Task objective :: Check every line of the data below for the string "title", and copy the ones that hold it.

[Page and application data records]
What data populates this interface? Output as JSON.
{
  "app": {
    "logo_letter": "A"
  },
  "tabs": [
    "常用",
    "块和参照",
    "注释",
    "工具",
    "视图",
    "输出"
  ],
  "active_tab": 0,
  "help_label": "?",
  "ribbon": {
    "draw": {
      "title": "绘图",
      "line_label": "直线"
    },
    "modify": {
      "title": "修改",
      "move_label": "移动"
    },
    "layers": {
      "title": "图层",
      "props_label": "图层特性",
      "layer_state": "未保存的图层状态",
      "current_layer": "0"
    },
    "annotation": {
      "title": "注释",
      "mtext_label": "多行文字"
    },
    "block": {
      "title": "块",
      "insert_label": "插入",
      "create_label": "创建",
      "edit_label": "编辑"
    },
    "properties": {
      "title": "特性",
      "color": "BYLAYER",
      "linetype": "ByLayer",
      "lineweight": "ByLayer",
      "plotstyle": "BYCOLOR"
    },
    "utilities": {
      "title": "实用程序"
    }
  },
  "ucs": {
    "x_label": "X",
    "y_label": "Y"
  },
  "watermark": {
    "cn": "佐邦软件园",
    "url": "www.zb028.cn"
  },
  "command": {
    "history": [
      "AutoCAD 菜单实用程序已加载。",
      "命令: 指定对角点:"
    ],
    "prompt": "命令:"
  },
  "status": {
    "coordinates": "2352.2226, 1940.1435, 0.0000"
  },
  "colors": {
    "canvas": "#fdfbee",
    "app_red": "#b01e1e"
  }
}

Response to this task ::
      "title": "绘图",
      "title": "修改",
      "title": "图层",
      "title": "注释",
      "title": "块",
      "title": "特性",
      "title": "实用程序"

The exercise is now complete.